# TASK DESCRIPTION
Among the entries that follow, find the lines containing the string "digit" and copy them.

Segment Start: DATASET RECORDS

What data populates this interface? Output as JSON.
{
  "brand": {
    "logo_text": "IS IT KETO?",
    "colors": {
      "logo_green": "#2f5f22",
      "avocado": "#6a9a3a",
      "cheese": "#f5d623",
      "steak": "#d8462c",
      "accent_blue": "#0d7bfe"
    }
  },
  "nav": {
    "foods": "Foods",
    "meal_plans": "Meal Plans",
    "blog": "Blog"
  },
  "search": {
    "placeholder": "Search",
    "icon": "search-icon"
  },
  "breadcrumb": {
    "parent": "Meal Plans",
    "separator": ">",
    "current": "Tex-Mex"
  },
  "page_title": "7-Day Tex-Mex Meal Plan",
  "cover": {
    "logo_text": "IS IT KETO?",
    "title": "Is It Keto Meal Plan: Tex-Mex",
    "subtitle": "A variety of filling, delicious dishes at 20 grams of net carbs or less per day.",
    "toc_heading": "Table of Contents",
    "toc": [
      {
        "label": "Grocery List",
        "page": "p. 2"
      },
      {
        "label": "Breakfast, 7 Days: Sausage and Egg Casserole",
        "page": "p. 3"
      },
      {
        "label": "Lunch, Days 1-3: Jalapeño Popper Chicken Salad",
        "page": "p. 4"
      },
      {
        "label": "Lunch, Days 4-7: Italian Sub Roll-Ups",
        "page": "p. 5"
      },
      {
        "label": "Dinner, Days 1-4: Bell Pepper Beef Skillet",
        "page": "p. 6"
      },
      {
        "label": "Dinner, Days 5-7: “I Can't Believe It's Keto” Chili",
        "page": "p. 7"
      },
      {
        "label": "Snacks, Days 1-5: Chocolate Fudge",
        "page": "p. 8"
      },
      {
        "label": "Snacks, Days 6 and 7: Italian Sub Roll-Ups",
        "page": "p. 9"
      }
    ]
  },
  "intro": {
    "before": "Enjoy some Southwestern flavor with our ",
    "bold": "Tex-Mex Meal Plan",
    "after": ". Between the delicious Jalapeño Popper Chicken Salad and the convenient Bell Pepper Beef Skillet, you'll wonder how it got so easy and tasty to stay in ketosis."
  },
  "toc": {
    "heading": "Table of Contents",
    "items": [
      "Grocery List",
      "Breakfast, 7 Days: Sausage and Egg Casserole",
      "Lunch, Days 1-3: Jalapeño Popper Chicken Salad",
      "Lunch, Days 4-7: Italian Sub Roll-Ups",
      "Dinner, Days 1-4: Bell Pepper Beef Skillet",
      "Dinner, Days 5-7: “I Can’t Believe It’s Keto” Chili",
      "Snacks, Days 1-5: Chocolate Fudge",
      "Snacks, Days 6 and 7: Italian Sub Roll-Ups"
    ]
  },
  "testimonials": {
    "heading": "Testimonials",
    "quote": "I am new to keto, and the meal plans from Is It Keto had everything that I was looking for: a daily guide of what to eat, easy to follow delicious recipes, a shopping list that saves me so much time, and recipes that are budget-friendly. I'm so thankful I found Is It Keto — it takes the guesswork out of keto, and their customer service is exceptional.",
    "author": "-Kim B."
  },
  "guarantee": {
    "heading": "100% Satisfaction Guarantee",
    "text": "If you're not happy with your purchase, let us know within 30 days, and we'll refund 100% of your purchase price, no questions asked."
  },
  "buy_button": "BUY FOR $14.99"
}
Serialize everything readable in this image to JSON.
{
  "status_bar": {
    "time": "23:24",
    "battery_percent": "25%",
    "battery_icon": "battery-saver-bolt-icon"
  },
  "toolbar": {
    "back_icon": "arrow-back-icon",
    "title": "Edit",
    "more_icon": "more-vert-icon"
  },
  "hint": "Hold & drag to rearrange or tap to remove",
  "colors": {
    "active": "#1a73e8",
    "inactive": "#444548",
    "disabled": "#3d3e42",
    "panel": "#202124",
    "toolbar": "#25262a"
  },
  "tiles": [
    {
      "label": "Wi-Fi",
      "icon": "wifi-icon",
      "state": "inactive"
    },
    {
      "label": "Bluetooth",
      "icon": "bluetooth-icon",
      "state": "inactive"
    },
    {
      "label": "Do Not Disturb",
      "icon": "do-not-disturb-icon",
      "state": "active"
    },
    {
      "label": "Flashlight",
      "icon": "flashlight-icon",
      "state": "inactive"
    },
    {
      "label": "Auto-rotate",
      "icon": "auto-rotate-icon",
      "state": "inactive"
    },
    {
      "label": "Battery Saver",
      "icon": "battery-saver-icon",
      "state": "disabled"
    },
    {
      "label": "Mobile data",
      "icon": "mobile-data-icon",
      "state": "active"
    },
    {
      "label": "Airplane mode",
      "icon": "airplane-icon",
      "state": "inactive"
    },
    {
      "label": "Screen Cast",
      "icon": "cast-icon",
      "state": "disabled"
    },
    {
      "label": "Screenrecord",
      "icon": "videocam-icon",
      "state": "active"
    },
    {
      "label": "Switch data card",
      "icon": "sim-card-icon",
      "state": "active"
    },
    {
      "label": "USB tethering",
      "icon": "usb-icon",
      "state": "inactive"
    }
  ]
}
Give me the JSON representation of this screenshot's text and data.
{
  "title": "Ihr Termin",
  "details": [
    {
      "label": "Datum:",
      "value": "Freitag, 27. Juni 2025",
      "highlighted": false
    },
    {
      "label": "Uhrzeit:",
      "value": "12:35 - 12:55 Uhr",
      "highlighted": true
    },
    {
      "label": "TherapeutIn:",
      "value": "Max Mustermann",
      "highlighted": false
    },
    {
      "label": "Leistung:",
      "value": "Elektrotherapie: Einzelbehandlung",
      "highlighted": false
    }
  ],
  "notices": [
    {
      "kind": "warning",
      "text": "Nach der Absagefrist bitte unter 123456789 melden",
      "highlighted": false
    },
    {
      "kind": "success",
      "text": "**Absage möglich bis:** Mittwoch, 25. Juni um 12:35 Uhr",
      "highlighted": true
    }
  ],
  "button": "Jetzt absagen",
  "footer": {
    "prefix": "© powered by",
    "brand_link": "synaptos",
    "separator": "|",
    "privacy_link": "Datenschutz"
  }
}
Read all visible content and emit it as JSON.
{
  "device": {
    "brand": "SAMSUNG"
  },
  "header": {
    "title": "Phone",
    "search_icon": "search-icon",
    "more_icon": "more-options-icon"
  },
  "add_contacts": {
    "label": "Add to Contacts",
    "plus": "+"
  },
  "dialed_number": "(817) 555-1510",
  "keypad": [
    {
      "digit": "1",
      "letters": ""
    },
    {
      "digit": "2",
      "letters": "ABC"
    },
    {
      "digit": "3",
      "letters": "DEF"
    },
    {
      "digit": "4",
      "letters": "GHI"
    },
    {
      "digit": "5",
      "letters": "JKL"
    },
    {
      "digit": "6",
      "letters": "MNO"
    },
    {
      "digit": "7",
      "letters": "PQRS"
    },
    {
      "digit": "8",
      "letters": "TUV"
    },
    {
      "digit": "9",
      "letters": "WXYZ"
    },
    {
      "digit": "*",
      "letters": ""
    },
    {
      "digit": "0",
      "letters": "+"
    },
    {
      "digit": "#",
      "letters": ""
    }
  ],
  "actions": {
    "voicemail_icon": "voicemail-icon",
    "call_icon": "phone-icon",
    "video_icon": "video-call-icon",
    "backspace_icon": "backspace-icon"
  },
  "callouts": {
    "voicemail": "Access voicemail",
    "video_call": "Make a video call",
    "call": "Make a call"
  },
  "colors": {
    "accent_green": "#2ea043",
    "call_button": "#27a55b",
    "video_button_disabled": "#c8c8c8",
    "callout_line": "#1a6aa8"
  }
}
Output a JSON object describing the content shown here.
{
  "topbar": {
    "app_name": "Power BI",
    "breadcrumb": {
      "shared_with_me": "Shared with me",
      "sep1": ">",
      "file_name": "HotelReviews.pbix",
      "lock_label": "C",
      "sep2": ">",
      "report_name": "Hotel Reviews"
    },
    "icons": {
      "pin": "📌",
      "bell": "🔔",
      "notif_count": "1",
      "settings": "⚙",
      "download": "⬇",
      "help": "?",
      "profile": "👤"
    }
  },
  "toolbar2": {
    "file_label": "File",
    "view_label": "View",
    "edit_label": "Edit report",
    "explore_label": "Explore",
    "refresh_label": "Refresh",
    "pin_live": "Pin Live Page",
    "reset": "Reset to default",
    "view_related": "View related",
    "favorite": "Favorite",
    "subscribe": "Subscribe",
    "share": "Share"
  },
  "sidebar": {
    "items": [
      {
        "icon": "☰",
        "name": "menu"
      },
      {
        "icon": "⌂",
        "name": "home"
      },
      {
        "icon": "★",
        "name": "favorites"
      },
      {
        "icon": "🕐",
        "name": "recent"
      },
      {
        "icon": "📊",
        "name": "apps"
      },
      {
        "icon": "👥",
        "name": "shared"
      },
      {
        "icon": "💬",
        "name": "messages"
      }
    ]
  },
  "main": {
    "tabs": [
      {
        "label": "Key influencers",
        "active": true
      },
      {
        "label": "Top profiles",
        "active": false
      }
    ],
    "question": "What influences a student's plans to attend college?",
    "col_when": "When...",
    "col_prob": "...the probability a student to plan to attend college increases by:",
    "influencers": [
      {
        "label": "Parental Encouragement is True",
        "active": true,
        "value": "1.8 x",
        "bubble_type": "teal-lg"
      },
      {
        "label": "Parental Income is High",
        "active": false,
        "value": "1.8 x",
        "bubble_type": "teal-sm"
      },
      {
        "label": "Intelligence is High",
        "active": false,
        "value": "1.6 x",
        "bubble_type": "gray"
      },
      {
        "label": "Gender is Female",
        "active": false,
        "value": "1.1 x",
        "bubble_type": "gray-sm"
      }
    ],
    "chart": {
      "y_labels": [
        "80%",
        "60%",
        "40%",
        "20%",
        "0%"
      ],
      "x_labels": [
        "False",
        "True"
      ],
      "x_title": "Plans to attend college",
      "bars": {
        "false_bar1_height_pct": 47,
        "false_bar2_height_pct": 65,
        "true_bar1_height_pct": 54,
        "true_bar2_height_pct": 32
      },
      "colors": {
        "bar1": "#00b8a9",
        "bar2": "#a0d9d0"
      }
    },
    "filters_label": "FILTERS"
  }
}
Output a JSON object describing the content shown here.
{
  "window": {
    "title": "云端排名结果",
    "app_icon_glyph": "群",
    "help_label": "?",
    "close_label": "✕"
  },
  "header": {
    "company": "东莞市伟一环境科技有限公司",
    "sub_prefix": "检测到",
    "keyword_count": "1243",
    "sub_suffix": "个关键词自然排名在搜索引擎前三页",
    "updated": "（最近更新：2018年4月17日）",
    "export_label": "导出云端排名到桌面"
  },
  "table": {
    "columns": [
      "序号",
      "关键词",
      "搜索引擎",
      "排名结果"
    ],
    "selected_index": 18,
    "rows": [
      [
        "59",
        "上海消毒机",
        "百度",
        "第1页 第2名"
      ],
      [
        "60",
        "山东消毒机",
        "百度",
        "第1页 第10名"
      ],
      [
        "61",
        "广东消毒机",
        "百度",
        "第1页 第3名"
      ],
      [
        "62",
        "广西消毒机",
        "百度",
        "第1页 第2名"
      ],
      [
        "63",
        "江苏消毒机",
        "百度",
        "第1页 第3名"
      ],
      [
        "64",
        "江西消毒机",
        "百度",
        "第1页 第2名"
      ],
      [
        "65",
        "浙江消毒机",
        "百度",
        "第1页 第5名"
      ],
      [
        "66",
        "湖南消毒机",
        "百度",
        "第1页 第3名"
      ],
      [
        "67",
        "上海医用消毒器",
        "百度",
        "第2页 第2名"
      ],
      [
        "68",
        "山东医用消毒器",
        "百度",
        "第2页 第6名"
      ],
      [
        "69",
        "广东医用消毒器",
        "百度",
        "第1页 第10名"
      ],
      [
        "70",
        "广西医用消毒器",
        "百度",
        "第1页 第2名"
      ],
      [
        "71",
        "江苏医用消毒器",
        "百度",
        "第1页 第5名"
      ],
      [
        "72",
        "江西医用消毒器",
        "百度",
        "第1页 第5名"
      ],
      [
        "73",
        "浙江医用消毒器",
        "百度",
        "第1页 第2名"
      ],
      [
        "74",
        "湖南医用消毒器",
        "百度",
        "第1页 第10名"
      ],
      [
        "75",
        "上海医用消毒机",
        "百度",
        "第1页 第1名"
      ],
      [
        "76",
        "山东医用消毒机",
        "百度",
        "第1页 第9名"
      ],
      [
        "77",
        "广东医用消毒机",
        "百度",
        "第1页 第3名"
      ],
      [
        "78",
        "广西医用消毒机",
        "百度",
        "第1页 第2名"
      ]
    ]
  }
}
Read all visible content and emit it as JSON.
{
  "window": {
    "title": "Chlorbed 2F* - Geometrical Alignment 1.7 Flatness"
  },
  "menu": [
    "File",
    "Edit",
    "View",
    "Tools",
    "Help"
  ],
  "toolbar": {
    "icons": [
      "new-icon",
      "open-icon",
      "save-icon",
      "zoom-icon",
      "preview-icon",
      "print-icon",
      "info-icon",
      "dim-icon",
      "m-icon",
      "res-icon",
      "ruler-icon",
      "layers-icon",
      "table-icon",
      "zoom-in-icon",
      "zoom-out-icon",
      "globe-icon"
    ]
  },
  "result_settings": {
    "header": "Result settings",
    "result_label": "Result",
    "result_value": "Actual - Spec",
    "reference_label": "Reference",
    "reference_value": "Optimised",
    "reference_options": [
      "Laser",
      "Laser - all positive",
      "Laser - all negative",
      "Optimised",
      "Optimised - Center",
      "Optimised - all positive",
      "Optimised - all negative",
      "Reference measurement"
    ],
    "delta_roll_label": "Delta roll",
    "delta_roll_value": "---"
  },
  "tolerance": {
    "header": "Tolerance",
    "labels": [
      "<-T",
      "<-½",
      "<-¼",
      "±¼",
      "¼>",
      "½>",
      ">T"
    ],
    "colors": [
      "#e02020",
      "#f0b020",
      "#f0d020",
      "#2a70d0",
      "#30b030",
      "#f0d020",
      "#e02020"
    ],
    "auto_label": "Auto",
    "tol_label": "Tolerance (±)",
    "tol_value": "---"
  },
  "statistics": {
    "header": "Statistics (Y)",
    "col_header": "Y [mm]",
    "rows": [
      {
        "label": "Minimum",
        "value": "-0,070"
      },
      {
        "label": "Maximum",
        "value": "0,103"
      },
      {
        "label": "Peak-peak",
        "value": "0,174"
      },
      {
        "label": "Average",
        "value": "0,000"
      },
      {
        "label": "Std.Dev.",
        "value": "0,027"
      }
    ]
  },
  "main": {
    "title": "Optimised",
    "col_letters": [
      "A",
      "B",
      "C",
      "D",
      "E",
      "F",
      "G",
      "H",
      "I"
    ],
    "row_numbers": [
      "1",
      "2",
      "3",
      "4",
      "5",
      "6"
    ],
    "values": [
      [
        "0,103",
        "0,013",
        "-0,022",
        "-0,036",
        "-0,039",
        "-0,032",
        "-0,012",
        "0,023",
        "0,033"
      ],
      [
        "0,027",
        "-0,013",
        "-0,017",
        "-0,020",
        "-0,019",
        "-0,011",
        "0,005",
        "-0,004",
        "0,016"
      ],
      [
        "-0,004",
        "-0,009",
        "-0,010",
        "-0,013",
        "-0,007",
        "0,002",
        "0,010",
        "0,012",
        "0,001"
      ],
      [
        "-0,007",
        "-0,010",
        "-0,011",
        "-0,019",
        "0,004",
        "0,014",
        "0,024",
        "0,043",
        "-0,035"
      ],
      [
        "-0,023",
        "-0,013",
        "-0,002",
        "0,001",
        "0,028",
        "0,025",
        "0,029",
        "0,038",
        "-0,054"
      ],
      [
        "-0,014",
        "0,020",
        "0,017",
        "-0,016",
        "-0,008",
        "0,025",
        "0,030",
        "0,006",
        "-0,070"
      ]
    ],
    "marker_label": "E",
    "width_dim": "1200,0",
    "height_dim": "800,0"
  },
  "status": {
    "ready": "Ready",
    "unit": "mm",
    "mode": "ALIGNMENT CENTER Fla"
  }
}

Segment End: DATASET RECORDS

# RESPONSE AREA
      "digit": "1",
      "digit": "2",
      "digit": "3",
      "digit": "4",
      "digit": "5",
      "digit": "6",
      "digit": "7",
      "digit": "8",
      "digit": "9",
      "digit": "*",
      "digit": "0",
      "digit": "#",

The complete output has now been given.